What the code does in short is this: When starting up it will make the the top led (the peak) white. It will then read the for statement where it goes through all the leds under the peak. Every led will randomly get the color green or red. Then the script will keep fading the colors of the leds from to the opposite color. ( red to green or green to red )

The parts of the script that I will give some explanation:

Here I made a list of colors(if you also want other colors search for: color table):

#define WHITE  0xffffff
#define YELLOW 0xffff00
#define RED    0x800000
#define GREEN  0x008000
#define BLUE   0x0000ff
#define BLACK  0x000000

Because it's RGB ( red green blue ) the first ff is making the red led go to it's maximum. The middle ff is for green and the last for blue. It works in hexadecimals so you can lower or make the density higher or lower. And mix them so that you can get different colors as for example yellow.

Here the amount of time and steps in miliseconds is given for to make the fading go fluent.

int nfadesteps = 30;
int delayms = 30; 

int interpolate (int c1, int c2, int shift, int pos, int end)
  c1 >>= shift;
  c2 >>= shift;
  c1 &= 0xff;
  c2 &= 0xff;

  return c1 * (end-pos) / end + c2 * pos / end;

void fadeto (int pixnum, int col1, int col2)
   int i; 
   int r, g, b; 

   for (i=0;i <= nfadesteps;i++) {
      r = interpolate (col1, col2, 16, i, nfadesteps);
      g = interpolate (col1, col2,  8, i, nfadesteps);
      b = interpolate (col1, col2,  0, i, nfadesteps);
      printf ("pix %d %06x\n", pixnum, 
	 (r << 16) | (g << 8) | (b << 0)); 

      usleep (delayms*1000);

int main (int argc, char **argv)
  int nleds = 10;
  int *pixels;
  int pixnum, newcolor;
  int i;
  if (argc > 1) 
    nleds = atoi (argv[1]);

  pixels = calloc (nleds, sizeof(int));
  printf ("pix %d %06x\n", nleds, WHITE);  

  for (i=0;i < nleds;i++){  
    if (random () % 2 == 0)
       pixels[i] = RED;
       pixels[i] = GREEN;
    printf ("pix %d %06x\n", i, pixels[i]);  

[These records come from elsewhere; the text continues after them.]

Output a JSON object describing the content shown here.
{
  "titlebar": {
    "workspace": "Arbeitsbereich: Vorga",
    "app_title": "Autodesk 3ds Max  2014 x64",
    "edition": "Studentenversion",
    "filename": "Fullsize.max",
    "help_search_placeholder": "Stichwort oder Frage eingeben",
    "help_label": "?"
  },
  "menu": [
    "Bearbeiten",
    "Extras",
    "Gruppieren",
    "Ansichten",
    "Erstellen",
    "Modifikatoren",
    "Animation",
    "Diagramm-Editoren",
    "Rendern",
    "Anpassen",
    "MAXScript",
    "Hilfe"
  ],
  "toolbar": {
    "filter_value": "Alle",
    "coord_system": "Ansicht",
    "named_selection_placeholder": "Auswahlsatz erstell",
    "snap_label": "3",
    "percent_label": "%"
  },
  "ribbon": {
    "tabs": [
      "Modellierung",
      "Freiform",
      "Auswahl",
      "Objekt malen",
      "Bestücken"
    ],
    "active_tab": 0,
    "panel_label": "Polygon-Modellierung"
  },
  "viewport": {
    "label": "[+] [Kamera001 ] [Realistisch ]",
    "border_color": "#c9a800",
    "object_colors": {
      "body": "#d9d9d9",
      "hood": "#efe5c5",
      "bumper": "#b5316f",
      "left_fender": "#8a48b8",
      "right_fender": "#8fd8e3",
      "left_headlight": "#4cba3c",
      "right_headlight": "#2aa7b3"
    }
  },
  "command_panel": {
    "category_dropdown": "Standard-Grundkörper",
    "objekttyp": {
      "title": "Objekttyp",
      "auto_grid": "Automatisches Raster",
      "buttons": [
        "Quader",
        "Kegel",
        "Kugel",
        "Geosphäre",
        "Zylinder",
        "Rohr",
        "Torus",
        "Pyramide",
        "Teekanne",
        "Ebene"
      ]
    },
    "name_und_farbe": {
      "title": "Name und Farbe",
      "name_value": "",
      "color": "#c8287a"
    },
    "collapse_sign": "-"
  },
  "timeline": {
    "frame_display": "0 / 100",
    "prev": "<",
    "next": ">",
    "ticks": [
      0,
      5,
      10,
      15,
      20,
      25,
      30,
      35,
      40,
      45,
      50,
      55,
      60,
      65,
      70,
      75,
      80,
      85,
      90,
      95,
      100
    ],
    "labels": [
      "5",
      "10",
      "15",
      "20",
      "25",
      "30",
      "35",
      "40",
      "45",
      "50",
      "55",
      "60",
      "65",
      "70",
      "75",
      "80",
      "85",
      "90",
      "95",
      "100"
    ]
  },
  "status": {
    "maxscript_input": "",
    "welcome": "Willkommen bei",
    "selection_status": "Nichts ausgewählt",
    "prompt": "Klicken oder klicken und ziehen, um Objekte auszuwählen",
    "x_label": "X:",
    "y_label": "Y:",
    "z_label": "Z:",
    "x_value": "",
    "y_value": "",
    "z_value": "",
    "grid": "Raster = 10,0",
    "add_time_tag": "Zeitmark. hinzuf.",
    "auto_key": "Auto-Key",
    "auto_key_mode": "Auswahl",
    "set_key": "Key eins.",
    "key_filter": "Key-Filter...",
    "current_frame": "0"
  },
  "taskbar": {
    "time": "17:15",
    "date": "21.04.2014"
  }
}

  while (1) {
     pixnum = random () % nleds; 
     if (pixels[pixnum] == RED) 
	newcolor = GREEN;
       newcolor = RED; 
     fadeto (pixnum, pixels[pixnum], newcolor);
     pixels[pixnum] = newcolor;
  exit (0);


Useful links